**DIRECTIONS:** Could you return every line of the records below that contains the word "START"?

*** TASK DATA Section Begins ***

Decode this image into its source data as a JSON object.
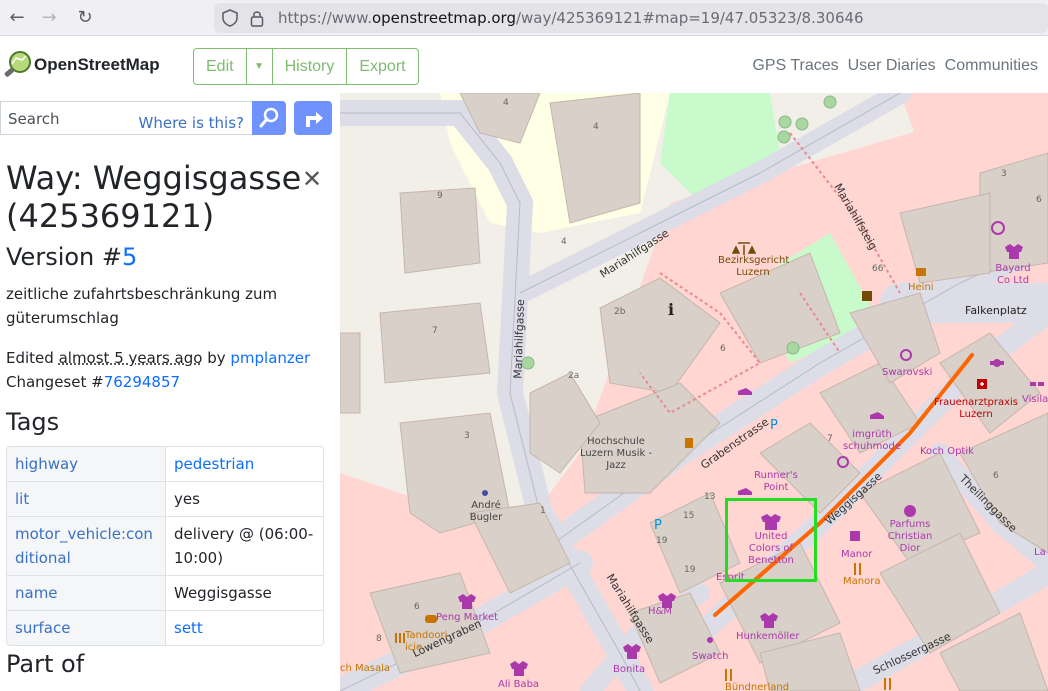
{
  "browser": {
    "url_prefix": "https://www.",
    "url_domain": "openstreetmap.org",
    "url_rest": "/way/425369121#map=19/47.05323/8.30646"
  },
  "header": {
    "brand": "OpenStreetMap",
    "edit_label": "Edit",
    "history_label": "History",
    "export_label": "Export",
    "links": [
      "GPS Traces",
      "User Diaries",
      "Communities"
    ]
  },
  "sidebar": {
    "search_placeholder": "Search",
    "where_is_this": "Where is this?",
    "title_line1": "Way: Weggisgasse",
    "title_line2": "(425369121)",
    "version_prefix": "Version #",
    "version_number": "5",
    "description": "zeitliche zufahrtsbeschränkung zum güterumschlag",
    "edited_prefix": "Edited ",
    "edited_when": "almost 5 years ago",
    "edited_by": " by ",
    "edited_user": "pmplanzer",
    "changeset_prefix": "Changeset #",
    "changeset_id": "76294857",
    "tags_heading": "Tags",
    "tags": [
      {
        "key": "highway",
        "value": "pedestrian",
        "value_is_link": true
      },
      {
        "key": "lit",
        "value": "yes",
        "value_is_link": false
      },
      {
        "key": "motor_vehicle:conditional",
        "value": "delivery @ (06:00-10:00)",
        "value_is_link": false
      },
      {
        "key": "name",
        "value": "Weggisgasse",
        "value_is_link": false
      },
      {
        "key": "surface",
        "value": "sett",
        "value_is_link": true
      }
    ],
    "part_of_heading": "Part of"
  },
  "map": {
    "streets": [
      "Mariahilfgasse",
      "Mariahilfgasse",
      "Mariahilfsteig",
      "Grabenstrasse",
      "Weggisgasse",
      "Mariahilfgasse",
      "Löwengraben",
      "Theilinggasse",
      "Schlossergasse"
    ],
    "places": [
      "Falkenplatz"
    ],
    "pois": {
      "court": "Bezirksgericht Luzern",
      "school": "Hochschule Luzern Musik - Jazz",
      "cafe": "Heini",
      "bayard": "Bayard Co Ltd",
      "swarovski": "Swarovski",
      "clinic": "Frauenarztpraxis Luzern",
      "imgruth": "imgrüth schuhmode",
      "koch": "Koch Optik",
      "runners": "Runner's Point",
      "andre": "André Bugler",
      "benetton": "United Colors of Benetton",
      "parfums": "Parfums Christian Dior",
      "manor": "Manor",
      "manora": "Manora",
      "esprit": "Esprit",
      "hm": "H&M",
      "peng": "Peng Market",
      "tandoori": "Tandoori icio",
      "masala": "ch Masala",
      "hunkemoller": "Hunkemöller",
      "swatch": "Swatch",
      "bonita": "Bonita",
      "alibaba": "Ali Baba",
      "bundnerland": "Bündnerland",
      "visilab": "Visilal",
      "la": "La"
    },
    "house_numbers": [
      "4",
      "4",
      "9",
      "4",
      "7",
      "3",
      "1",
      "2b",
      "2a",
      "6",
      "7",
      "13",
      "15",
      "19",
      "19",
      "6",
      "8",
      "66",
      "6",
      "3",
      "6"
    ],
    "colors": {
      "pedestrian": "#dddde8",
      "building": "#d9d0c9",
      "highlight": "#ff6600",
      "selection": "#22dd22",
      "park": "#c8facc",
      "school": "#ffffe5",
      "retail": "#ffd6d1"
    }
  }
}
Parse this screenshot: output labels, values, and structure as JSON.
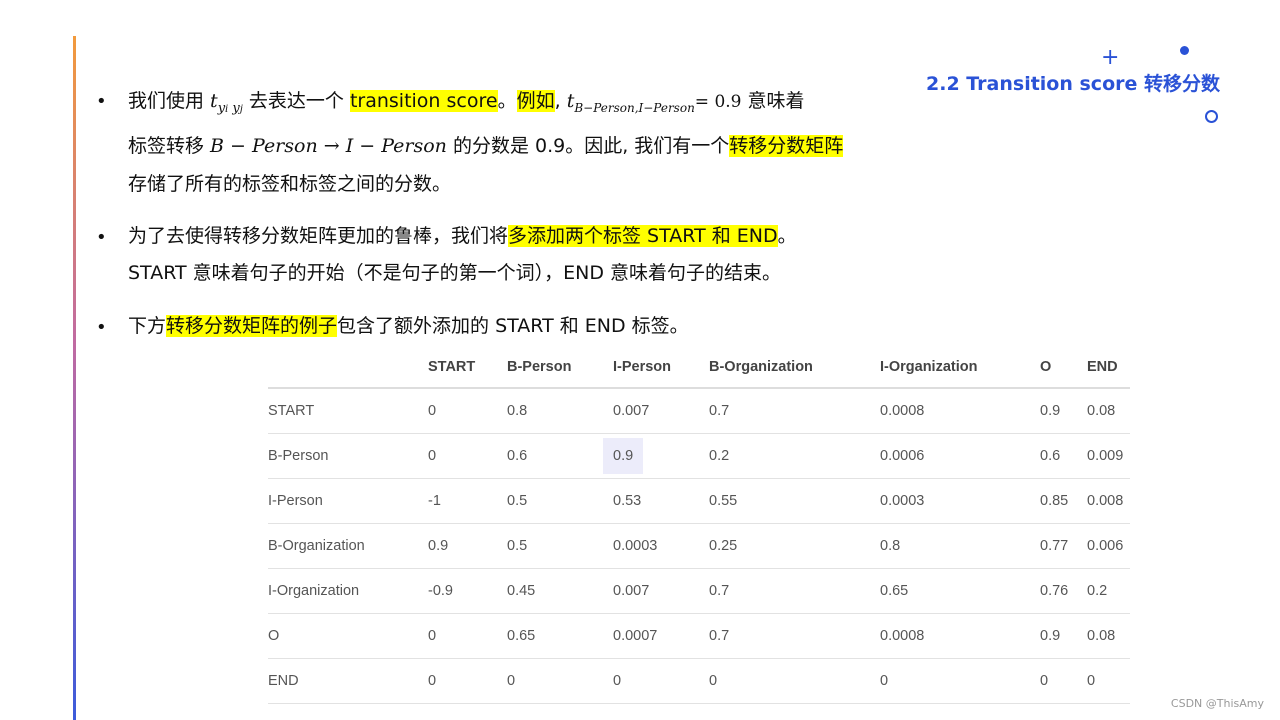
{
  "slide": {
    "title": "2.2 Transition score 转移分数",
    "colors": {
      "accent": "#2a52d6",
      "highlight": "#ffff00"
    }
  },
  "bullet1": {
    "line1_a": "我们使用 ",
    "math_t": "t",
    "math_yi": "y",
    "math_i": "i",
    "math_yj": "y",
    "math_j": "j",
    "line1_b": " 去表达一个 ",
    "hl1": "transition score",
    "line1_c": "。",
    "hl2": "例如",
    "line1_d": ", ",
    "math_t2": "t",
    "math_sub2": "B−Person,I−Person",
    "math_eq": "= 0.9",
    "line1_e": " 意味着",
    "line2_a": "标签转移 ",
    "math_bp": "B − Person",
    "math_arrow": " → ",
    "math_ip": "I − Person",
    "line2_b": " 的分数是 0.9。因此, 我们有一个",
    "hl3": "转移分数矩阵",
    "line3": "存储了所有的标签和标签之间的分数。"
  },
  "bullet2": {
    "line1_a": "为了去使得转移分数矩阵更加的鲁棒，我们将",
    "hl": "多添加两个标签  START  和  END",
    "line1_b": "。",
    "line2": "START  意味着句子的开始（不是句子的第一个词），END  意味着句子的结束。"
  },
  "bullet3": {
    "a": "下方",
    "hl": "转移分数矩阵的例子",
    "b": "包含了额外添加的  START 和 END 标签。"
  },
  "table": {
    "headers": [
      "",
      "START",
      "B-Person",
      "I-Person",
      "B-Organization",
      "I-Organization",
      "O",
      "END"
    ],
    "rows": [
      [
        "START",
        "0",
        "0.8",
        "0.007",
        "0.7",
        "0.0008",
        "0.9",
        "0.08"
      ],
      [
        "B-Person",
        "0",
        "0.6",
        "0.9",
        "0.2",
        "0.0006",
        "0.6",
        "0.009"
      ],
      [
        "I-Person",
        "-1",
        "0.5",
        "0.53",
        "0.55",
        "0.0003",
        "0.85",
        "0.008"
      ],
      [
        "B-Organization",
        "0.9",
        "0.5",
        "0.0003",
        "0.25",
        "0.8",
        "0.77",
        "0.006"
      ],
      [
        "I-Organization",
        "-0.9",
        "0.45",
        "0.007",
        "0.7",
        "0.65",
        "0.76",
        "0.2"
      ],
      [
        "O",
        "0",
        "0.65",
        "0.0007",
        "0.7",
        "0.0008",
        "0.9",
        "0.08"
      ],
      [
        "END",
        "0",
        "0",
        "0",
        "0",
        "0",
        "0",
        "0"
      ]
    ]
  },
  "watermark": "CSDN @ThisAmy"
}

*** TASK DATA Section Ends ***

**ANSWER TO THIS EXERCISE:**
    "hl": "多添加两个标签  START  和  END",
    "line2": "START  意味着句子的开始（不是句子的第一个词），END  意味着句子的结束。"
    "b": "包含了额外添加的  START 和 END 标签。"
      "START",
        "START",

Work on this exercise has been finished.